─── Provided records ───

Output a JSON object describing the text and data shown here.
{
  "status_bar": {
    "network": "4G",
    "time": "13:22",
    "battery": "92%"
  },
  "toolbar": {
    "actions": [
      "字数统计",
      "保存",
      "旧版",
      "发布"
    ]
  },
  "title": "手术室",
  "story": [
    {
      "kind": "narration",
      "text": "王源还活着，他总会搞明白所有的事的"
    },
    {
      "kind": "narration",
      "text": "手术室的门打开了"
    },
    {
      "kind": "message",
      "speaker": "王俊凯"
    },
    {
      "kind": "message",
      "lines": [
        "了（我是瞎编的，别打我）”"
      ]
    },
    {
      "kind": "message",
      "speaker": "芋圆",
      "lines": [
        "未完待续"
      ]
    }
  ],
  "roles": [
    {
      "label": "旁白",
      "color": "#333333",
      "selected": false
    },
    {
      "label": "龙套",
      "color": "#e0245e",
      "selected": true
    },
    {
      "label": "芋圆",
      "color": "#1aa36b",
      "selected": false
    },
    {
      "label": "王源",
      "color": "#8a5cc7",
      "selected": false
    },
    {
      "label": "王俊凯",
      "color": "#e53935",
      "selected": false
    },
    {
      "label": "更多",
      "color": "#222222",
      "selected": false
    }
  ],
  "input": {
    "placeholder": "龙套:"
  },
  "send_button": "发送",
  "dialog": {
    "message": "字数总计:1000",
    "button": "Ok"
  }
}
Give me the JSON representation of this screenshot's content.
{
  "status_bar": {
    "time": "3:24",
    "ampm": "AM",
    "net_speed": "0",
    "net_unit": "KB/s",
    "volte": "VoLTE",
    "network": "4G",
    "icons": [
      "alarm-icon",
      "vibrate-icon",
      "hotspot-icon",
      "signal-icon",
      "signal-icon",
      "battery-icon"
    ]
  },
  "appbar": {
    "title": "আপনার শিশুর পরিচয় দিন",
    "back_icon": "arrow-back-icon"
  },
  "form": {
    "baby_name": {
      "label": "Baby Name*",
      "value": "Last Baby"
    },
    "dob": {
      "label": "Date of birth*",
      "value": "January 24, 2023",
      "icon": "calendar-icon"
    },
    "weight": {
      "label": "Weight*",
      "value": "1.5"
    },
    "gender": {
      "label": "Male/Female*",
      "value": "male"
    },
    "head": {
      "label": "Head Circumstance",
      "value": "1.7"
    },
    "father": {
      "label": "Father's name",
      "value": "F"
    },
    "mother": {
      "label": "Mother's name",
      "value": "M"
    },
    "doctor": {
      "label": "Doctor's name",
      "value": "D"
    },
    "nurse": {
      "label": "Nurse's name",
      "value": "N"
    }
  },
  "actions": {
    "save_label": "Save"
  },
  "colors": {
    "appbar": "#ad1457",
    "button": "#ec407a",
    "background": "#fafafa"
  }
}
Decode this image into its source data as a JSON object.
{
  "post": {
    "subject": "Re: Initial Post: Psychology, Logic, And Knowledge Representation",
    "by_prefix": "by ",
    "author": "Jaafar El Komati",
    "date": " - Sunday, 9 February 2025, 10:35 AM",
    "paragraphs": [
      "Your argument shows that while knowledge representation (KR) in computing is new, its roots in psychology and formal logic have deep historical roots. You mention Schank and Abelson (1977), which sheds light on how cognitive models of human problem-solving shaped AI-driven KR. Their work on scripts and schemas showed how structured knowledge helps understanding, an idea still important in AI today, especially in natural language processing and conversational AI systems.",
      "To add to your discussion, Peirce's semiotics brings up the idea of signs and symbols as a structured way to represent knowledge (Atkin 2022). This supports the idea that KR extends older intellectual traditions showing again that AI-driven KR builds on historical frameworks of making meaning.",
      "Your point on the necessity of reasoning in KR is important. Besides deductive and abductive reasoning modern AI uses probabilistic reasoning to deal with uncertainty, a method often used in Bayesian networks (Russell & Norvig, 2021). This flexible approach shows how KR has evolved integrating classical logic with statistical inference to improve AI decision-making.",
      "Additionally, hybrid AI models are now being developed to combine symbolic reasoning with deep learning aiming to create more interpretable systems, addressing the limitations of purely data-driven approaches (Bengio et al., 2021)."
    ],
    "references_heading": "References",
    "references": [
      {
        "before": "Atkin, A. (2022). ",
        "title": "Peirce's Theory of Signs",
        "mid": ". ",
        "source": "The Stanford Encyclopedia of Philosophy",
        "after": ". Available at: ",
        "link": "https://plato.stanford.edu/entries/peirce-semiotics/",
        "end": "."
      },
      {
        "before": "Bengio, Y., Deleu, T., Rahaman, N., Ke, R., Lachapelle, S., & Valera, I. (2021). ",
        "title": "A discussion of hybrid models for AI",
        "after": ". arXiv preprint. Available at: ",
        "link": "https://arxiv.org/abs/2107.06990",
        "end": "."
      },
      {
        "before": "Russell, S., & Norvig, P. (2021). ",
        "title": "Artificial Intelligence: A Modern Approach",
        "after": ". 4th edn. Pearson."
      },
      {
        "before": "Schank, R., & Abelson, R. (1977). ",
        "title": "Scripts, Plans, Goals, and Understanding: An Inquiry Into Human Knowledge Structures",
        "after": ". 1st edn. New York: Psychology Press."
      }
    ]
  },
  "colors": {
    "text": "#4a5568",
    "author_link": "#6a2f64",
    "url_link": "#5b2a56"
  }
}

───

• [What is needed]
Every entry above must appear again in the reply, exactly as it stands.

• [Exercise answer]
Output a JSON object describing the text and data shown here.
{
  "status_bar": {
    "network": "4G",
    "time": "13:22",
    "battery": "92%"
  },
  "toolbar": {
    "actions": [
      "字数统计",
      "保存",
      "旧版",
      "发布"
    ]
  },
  "title": "手术室",
  "story": [
    {
      "kind": "narration",
      "text": "王源还活着，他总会搞明白所有的事的"
    },
    {
      "kind": "narration",
      "text": "手术室的门打开了"
    },
    {
      "kind": "message",
      "speaker": "王俊凯"
    },
    {
      "kind": "message",
      "lines": [
        "了（我是瞎编的，别打我）”"
      ]
    },
    {
      "kind": "message",
      "speaker": "芋圆",
      "lines": [
        "未完待续"
      ]
    }
  ],
  "roles": [
    {
      "label": "旁白",
      "color": "#333333",
      "selected": false
    },
    {
      "label": "龙套",
      "color": "#e0245e",
      "selected": true
    },
    {
      "label": "芋圆",
      "color": "#1aa36b",
      "selected": false
    },
    {
      "label": "王源",
      "color": "#8a5cc7",
      "selected": false
    },
    {
      "label": "王俊凯",
      "color": "#e53935",
      "selected": false
    },
    {
      "label": "更多",
      "color": "#222222",
      "selected": false
    }
  ],
  "input": {
    "placeholder": "龙套:"
  },
  "send_button": "发送",
  "dialog": {
    "message": "字数总计:1000",
    "button": "Ok"
  }
}
Give me the JSON representation of this screenshot's content.
{
  "status_bar": {
    "time": "3:24",
    "ampm": "AM",
    "net_speed": "0",
    "net_unit": "KB/s",
    "volte": "VoLTE",
    "network": "4G",
    "icons": [
      "alarm-icon",
      "vibrate-icon",
      "hotspot-icon",
      "signal-icon",
      "signal-icon",
      "battery-icon"
    ]
  },
  "appbar": {
    "title": "আপনার শিশুর পরিচয় দিন",
    "back_icon": "arrow-back-icon"
  },
  "form": {
    "baby_name": {
      "label": "Baby Name*",
      "value": "Last Baby"
    },
    "dob": {
      "label": "Date of birth*",
      "value": "January 24, 2023",
      "icon": "calendar-icon"
    },
    "weight": {
      "label": "Weight*",
      "value": "1.5"
    },
    "gender": {
      "label": "Male/Female*",
      "value": "male"
    },
    "head": {
      "label": "Head Circumstance",
      "value": "1.7"
    },
    "father": {
      "label": "Father's name",
      "value": "F"
    },
    "mother": {
      "label": "Mother's name",
      "value": "M"
    },
    "doctor": {
      "label": "Doctor's name",
      "value": "D"
    },
    "nurse": {
      "label": "Nurse's name",
      "value": "N"
    }
  },
  "actions": {
    "save_label": "Save"
  },
  "colors": {
    "appbar": "#ad1457",
    "button": "#ec407a",
    "background": "#fafafa"
  }
}
Decode this image into its source data as a JSON object.
{
  "post": {
    "subject": "Re: Initial Post: Psychology, Logic, And Knowledge Representation",
    "by_prefix": "by ",
    "author": "Jaafar El Komati",
    "date": " - Sunday, 9 February 2025, 10:35 AM",
    "paragraphs": [
      "Your argument shows that while knowledge representation (KR) in computing is new, its roots in psychology and formal logic have deep historical roots. You mention Schank and Abelson (1977), which sheds light on how cognitive models of human problem-solving shaped AI-driven KR. Their work on scripts and schemas showed how structured knowledge helps understanding, an idea still important in AI today, especially in natural language processing and conversational AI systems.",
      "To add to your discussion, Peirce's semiotics brings up the idea of signs and symbols as a structured way to represent knowledge (Atkin 2022). This supports the idea that KR extends older intellectual traditions showing again that AI-driven KR builds on historical frameworks of making meaning.",
      "Your point on the necessity of reasoning in KR is important. Besides deductive and abductive reasoning modern AI uses probabilistic reasoning to deal with uncertainty, a method often used in Bayesian networks (Russell & Norvig, 2021). This flexible approach shows how KR has evolved integrating classical logic with statistical inference to improve AI decision-making.",
      "Additionally, hybrid AI models are now being developed to combine symbolic reasoning with deep learning aiming to create more interpretable systems, addressing the limitations of purely data-driven approaches (Bengio et al., 2021)."
    ],
    "references_heading": "References",
    "references": [
      {
        "before": "Atkin, A. (2022). ",
        "title": "Peirce's Theory of Signs",
        "mid": ". ",
        "source": "The Stanford Encyclopedia of Philosophy",
        "after": ". Available at: ",
        "link": "https://plato.stanford.edu/entries/peirce-semiotics/",
        "end": "."
      },
      {
        "before": "Bengio, Y., Deleu, T., Rahaman, N., Ke, R., Lachapelle, S., & Valera, I. (2021). ",
        "title": "A discussion of hybrid models for AI",
        "after": ". arXiv preprint. Available at: ",
        "link": "https://arxiv.org/abs/2107.06990",
        "end": "."
      },
      {
        "before": "Russell, S., & Norvig, P. (2021). ",
        "title": "Artificial Intelligence: A Modern Approach",
        "after": ". 4th edn. Pearson."
      },
      {
        "before": "Schank, R., & Abelson, R. (1977). ",
        "title": "Scripts, Plans, Goals, and Understanding: An Inquiry Into Human Knowledge Structures",
        "after": ". 1st edn. New York: Psychology Press."
      }
    ]
  },
  "colors": {
    "text": "#4a5568",
    "author_link": "#6a2f64",
    "url_link": "#5b2a56"
  }
}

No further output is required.